15. It’s like the neighborhood I would have grown up in, I think, if I had have grown up here.” —Alan Keyes, on the Chicago neighborhood he chose to rent in after moving to the state to run for the U.S. Senate
14. If you think the United States has stood still, who would have built the largest shopping center in the world?– Richard M. Nixon
13. It may come as a shock to you who live out in the real world, but occasionally we do something up here. Not often, I admit, but sometimes. For example, I think the House has passed National Peach Month so far this year and we expect to act on it soon.” —Senate Majority Leader (and Presidential candidate) Robert Dole of Kansas in 1982
12.“If Lincoln were alive today, he’d be turning over in his grave.—Gerald Ford (on Nixon and Watergate)
11.The Democrats just want to ram it down my ear with a victory—George Herbert Walker Bush
10. Any lady who is first lady likes being first lady. They may say they don’t like but from my experience I know they like it.– Richard Nixon
9. Isn’t that the ultimate homeland security, standing up and defending marriage?” —Sen. Rick Santorum
8.These are not bad people. All they are concerned about is to see that their sweet little girls are not required to sit in school alongside some big overgrown Negroes. President Eisenhower commenting on racial segregationalists after the Brown vs. Board of Ed decision.
7. “For every fatal shooting, there were roughly three nonfatal shootings. And, folks, this is unacceptable in America. It’s just unacceptable, and we’re going to do something about it” —President George W. Bush
6. The Holocaust was an obscene period in our nation’s history. I mean in this century’s history. But I didn’t live in this century.” Vice President Dan Quayle
5. “President Washington, President Lincoln, President Wilson, President Roosevelt have all authorized electronic surveillance on a far broader scale.”–Attorney General Alberto Gonzalez, testifying before Congress
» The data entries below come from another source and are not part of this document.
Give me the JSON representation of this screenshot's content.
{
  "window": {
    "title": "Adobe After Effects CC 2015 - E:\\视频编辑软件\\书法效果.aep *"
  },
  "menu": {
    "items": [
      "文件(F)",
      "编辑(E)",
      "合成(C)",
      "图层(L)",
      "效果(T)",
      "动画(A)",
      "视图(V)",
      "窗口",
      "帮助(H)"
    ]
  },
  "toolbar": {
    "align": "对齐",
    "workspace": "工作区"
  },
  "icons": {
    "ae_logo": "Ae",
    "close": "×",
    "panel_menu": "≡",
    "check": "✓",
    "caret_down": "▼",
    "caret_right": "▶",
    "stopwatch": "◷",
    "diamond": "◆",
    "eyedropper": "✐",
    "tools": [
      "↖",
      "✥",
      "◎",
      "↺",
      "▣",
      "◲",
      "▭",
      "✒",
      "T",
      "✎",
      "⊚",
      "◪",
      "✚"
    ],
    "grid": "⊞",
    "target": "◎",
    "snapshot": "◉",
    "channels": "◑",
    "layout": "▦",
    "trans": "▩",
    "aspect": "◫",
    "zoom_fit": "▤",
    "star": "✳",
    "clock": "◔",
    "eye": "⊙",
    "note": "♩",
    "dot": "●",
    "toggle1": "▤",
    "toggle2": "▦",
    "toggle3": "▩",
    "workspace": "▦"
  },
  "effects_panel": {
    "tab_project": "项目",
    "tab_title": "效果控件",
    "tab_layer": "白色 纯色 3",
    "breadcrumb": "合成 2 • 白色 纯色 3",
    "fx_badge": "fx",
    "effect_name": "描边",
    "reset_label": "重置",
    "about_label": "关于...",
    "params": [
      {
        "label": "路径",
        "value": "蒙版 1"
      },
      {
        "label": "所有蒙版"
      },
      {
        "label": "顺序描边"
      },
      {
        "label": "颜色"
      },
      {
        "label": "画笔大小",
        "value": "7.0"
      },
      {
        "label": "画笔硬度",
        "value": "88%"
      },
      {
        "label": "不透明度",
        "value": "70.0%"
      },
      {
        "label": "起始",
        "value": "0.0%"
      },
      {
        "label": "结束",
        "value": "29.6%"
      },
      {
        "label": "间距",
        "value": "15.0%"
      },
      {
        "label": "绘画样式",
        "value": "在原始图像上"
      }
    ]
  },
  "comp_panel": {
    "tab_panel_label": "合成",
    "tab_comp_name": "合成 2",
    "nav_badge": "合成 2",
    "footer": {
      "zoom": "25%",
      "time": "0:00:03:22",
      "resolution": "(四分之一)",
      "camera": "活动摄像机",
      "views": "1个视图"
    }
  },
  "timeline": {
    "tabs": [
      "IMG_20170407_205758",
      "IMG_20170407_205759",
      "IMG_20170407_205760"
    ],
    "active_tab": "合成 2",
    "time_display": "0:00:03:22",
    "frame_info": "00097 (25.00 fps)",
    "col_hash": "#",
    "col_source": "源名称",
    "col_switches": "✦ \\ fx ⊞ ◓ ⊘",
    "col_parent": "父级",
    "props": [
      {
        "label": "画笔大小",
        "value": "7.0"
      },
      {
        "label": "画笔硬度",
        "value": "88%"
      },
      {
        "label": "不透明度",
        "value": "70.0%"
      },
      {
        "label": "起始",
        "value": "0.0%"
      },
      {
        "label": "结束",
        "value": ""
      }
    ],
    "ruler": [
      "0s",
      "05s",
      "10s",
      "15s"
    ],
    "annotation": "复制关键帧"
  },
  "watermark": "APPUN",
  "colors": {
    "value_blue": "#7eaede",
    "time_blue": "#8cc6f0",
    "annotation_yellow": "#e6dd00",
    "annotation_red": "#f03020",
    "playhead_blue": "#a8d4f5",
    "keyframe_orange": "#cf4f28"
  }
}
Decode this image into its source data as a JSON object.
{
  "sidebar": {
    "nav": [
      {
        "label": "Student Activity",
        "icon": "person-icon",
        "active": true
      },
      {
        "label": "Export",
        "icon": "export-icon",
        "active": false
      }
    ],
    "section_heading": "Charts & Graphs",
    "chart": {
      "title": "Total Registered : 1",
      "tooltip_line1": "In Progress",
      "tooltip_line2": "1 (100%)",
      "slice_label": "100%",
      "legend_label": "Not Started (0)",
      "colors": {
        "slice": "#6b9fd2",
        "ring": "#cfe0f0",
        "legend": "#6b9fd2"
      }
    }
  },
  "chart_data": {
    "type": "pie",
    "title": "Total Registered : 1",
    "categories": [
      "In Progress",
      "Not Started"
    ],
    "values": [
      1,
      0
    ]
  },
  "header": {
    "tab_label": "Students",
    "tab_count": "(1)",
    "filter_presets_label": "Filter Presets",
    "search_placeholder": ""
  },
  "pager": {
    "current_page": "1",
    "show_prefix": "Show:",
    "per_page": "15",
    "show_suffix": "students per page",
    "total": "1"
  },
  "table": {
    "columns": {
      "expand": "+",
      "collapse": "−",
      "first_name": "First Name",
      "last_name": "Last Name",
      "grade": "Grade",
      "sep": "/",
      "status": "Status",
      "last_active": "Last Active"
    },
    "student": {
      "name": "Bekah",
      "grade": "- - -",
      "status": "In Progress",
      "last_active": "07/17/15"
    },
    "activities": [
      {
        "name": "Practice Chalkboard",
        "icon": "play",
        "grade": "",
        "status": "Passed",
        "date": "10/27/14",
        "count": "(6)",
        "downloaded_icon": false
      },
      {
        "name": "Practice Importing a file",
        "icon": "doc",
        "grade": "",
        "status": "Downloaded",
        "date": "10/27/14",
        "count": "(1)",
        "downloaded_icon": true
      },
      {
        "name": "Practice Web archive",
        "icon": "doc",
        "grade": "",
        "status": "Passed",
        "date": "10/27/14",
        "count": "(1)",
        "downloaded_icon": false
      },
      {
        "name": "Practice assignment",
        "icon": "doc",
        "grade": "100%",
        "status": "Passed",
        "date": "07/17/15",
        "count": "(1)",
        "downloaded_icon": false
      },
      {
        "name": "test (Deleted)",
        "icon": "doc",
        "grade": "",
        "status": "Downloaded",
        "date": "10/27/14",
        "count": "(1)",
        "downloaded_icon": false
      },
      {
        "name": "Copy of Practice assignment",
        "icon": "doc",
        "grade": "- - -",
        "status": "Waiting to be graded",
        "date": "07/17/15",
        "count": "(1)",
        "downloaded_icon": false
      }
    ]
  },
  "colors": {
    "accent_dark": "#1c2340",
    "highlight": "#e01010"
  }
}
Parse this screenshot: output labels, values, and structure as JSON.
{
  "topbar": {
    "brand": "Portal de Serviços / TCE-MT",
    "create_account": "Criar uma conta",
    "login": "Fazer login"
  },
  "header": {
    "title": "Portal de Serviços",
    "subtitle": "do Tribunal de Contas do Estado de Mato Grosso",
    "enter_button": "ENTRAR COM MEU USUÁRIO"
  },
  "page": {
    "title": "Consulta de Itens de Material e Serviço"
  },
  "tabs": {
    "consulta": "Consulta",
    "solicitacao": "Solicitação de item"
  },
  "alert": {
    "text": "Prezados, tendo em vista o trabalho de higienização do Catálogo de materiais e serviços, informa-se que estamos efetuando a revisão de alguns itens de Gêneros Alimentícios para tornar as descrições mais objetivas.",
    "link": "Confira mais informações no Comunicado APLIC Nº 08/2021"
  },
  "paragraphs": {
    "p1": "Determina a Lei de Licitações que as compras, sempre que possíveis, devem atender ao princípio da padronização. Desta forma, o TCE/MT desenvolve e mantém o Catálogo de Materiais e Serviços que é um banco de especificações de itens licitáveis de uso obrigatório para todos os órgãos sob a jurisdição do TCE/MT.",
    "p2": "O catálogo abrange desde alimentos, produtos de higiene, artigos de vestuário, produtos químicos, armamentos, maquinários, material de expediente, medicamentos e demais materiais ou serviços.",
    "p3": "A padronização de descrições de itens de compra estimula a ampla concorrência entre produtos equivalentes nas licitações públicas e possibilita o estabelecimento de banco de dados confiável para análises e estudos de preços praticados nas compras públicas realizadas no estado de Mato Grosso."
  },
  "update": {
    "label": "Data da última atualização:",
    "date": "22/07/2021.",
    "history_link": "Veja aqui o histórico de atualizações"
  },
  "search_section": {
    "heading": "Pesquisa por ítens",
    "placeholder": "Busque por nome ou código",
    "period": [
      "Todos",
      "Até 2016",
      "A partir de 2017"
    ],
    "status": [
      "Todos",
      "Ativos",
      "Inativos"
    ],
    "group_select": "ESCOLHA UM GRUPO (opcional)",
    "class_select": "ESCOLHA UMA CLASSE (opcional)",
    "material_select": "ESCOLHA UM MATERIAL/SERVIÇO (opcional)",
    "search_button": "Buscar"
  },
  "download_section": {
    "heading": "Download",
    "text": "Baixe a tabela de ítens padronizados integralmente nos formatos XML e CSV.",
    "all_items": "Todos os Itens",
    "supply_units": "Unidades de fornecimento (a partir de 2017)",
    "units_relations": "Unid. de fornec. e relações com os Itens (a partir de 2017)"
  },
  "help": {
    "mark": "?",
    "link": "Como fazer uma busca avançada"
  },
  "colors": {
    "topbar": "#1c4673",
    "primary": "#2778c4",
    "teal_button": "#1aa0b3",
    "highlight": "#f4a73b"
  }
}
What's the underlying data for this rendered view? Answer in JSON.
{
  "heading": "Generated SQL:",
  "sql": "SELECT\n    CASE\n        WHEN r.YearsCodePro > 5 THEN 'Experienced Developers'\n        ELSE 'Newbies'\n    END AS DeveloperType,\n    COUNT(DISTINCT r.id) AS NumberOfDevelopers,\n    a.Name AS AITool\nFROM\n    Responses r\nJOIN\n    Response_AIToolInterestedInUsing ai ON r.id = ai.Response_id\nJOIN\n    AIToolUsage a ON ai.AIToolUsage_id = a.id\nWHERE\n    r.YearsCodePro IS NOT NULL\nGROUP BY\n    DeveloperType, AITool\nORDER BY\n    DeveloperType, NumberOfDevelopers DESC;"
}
(Quick! Somebody phone Al Gonzalez and tell him there were no phones or electricity during the Washington and Lincoln administrations)
4. I feel the best way to ensure Americans’ freedom is to tighten restrictions on that freedom in any way possible. Only through wiretaps, illegal searches and seizures, unfettered government intrusion, a controlled media and a complete crackdown on free speech can we ensure the liberties of all people.” — Attorney General John Ashcroft
3. I think gay marriage is something that should be between a man and a woman” — Arnold Schwarzenegger
2. “What a terrible thing to have lost one’s mind. Or not to have a mind at all. How true that is.”- Vice President Dan Quayle
1. Hmmm, uhh, hah — ummm — I, the answer is — I haven’t really thought of it that way, heh, heh. Heh. Here’s how I think of it. Ummm — heh heh. First I’ve heard of that, by the way, I, ah — uhh — the, uhh — I, I guess I’m more of a practical fella. Uhh. I vowed after September the 11th that I would do everything I could to protect the American people. And, uhh — my attitude, of course, was affected by the attacks.ha ha …ummm Let me see… I knew we were at a war. I knew that the enemy, obviously, had to be sophisticated, and lethal, to fly hijacked airplanes, uhh, into — facilities that would, we would, killing thousands of people, innocent people, doin’ nothing, just sittin’ there goin’ to work.”–President George W Bush, after being asked if the war in Iraq and the rise of terrorism are signs of the apocalypse